Work to be completed: Read through the records. Copy each line that has the word "Dining".

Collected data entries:
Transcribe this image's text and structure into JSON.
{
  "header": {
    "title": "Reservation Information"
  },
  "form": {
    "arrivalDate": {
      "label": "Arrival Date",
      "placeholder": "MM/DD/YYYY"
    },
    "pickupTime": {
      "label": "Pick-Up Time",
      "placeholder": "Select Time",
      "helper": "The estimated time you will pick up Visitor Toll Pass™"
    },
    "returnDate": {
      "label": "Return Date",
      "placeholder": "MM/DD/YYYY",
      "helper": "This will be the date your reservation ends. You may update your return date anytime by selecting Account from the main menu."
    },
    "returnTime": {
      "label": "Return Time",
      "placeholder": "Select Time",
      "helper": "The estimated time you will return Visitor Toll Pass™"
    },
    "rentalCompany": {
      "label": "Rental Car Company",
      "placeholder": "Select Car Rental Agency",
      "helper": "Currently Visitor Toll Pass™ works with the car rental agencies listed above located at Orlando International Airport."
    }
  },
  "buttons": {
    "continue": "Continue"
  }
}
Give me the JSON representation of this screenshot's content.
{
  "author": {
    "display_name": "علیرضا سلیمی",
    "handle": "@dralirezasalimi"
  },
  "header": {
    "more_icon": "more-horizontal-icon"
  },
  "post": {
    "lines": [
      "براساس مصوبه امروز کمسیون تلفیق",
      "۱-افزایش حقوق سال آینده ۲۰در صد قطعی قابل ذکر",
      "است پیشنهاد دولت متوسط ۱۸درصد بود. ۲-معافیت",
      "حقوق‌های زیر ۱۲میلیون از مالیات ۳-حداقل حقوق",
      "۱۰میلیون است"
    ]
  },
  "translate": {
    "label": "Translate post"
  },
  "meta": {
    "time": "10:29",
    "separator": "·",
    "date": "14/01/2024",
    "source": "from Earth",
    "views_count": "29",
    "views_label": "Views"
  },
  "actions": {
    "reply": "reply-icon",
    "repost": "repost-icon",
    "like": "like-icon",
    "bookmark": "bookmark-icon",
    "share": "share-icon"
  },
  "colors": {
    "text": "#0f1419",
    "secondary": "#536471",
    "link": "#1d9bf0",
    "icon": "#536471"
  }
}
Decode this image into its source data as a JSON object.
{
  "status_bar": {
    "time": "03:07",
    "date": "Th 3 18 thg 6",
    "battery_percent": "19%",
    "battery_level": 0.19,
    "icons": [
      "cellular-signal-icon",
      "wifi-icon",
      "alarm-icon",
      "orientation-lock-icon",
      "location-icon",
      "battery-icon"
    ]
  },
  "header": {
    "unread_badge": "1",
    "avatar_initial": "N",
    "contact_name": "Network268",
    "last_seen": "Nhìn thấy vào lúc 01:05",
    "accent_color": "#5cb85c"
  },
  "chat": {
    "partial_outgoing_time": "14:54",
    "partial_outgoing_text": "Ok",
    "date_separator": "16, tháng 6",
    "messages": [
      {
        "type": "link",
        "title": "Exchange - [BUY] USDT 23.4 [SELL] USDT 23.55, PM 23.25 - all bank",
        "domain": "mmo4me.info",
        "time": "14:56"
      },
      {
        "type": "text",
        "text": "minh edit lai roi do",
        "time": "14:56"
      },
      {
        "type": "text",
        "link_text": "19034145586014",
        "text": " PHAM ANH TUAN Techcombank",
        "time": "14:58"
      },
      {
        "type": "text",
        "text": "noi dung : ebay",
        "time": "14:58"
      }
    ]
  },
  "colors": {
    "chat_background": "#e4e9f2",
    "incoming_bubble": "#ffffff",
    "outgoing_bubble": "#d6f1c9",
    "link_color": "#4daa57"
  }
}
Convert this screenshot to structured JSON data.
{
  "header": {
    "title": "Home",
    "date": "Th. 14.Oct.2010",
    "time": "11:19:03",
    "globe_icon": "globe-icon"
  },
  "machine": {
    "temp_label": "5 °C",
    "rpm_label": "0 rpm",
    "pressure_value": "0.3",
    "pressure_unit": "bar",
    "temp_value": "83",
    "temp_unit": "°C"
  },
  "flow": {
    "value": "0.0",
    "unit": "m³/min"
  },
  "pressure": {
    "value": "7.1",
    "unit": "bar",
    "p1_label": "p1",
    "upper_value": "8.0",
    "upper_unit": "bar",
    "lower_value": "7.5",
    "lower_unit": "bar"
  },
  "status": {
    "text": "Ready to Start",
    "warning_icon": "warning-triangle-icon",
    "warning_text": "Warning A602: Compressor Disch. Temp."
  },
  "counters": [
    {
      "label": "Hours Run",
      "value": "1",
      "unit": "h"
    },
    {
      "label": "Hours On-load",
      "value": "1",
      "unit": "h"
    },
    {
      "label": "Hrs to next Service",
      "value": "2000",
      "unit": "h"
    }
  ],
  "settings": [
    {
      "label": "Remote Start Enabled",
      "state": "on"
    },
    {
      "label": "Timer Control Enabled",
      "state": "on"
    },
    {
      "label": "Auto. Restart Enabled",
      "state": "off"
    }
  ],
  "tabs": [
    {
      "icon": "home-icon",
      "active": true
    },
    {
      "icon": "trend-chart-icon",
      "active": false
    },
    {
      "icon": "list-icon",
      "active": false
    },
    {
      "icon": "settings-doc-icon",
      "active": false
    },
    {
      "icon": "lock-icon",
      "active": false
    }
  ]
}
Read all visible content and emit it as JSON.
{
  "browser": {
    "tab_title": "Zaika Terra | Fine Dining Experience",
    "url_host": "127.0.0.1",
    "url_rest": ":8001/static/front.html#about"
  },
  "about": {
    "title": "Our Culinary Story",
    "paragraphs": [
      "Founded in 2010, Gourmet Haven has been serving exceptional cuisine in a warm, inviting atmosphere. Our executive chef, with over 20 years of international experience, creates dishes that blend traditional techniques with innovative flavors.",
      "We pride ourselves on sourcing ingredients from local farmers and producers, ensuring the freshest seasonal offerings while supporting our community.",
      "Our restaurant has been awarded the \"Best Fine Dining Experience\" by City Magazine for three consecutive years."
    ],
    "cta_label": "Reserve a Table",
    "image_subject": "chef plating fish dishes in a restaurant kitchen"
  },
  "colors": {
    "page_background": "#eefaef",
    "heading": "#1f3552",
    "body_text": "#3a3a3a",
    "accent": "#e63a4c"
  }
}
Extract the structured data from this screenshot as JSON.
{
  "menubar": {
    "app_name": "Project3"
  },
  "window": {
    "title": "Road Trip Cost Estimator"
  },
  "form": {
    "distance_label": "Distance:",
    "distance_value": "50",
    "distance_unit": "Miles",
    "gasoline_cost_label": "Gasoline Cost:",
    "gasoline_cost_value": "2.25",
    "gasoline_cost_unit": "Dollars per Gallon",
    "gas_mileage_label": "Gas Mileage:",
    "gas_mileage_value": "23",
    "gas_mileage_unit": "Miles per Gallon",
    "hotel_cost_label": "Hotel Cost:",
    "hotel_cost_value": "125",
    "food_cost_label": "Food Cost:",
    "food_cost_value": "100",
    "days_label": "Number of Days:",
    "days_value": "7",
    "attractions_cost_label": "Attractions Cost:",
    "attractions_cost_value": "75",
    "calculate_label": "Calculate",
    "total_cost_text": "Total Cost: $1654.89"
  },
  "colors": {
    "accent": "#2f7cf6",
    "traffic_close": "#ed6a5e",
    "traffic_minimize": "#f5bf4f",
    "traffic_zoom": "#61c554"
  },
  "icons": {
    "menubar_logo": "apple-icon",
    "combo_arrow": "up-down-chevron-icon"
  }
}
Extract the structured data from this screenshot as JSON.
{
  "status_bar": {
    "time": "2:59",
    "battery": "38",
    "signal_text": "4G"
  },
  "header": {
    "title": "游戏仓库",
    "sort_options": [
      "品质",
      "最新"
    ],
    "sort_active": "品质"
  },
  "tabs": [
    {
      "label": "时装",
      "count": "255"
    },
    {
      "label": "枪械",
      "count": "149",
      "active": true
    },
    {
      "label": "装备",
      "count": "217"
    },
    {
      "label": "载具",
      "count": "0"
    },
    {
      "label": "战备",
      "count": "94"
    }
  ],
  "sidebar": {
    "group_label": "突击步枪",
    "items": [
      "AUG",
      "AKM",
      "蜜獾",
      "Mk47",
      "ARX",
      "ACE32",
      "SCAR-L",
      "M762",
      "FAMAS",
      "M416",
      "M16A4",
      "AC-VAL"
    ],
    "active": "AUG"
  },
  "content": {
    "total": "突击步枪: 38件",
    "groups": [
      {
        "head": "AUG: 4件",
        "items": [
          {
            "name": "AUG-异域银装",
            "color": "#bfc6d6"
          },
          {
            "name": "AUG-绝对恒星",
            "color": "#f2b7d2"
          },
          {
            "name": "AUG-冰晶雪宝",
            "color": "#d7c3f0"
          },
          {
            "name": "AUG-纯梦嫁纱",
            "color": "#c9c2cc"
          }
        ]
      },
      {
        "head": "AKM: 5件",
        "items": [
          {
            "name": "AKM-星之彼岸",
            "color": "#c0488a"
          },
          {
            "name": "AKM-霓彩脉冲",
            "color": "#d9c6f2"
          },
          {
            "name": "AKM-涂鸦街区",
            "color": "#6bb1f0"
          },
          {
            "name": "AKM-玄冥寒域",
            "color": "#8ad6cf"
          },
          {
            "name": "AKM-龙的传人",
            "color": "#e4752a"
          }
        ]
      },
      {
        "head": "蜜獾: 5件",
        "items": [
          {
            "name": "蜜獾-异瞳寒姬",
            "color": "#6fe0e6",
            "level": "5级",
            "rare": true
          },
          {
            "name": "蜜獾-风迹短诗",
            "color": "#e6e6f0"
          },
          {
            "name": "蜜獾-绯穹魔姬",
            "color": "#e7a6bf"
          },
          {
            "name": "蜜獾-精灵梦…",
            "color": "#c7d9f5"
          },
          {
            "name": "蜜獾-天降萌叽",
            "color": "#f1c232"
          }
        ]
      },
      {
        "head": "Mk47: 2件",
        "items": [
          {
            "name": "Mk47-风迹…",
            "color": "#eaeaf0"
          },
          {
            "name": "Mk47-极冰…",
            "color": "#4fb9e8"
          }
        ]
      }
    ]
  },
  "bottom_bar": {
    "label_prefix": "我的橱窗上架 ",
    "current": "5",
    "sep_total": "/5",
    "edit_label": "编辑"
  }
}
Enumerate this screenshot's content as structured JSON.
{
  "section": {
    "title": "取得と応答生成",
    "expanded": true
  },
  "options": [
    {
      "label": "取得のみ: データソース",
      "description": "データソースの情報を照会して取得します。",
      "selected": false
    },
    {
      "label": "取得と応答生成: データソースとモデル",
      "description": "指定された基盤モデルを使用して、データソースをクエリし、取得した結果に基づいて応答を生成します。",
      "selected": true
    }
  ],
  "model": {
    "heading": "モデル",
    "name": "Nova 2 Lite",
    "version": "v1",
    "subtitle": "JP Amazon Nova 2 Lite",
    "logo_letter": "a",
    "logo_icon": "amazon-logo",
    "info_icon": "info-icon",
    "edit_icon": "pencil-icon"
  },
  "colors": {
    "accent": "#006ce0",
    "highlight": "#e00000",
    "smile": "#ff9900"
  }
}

Problem solution:
    "tab_title": "Zaika Terra | Fine Dining Experience",
      "Our restaurant has been awarded the \"Best Fine Dining Experience\" by City Magazine for three consecutive years."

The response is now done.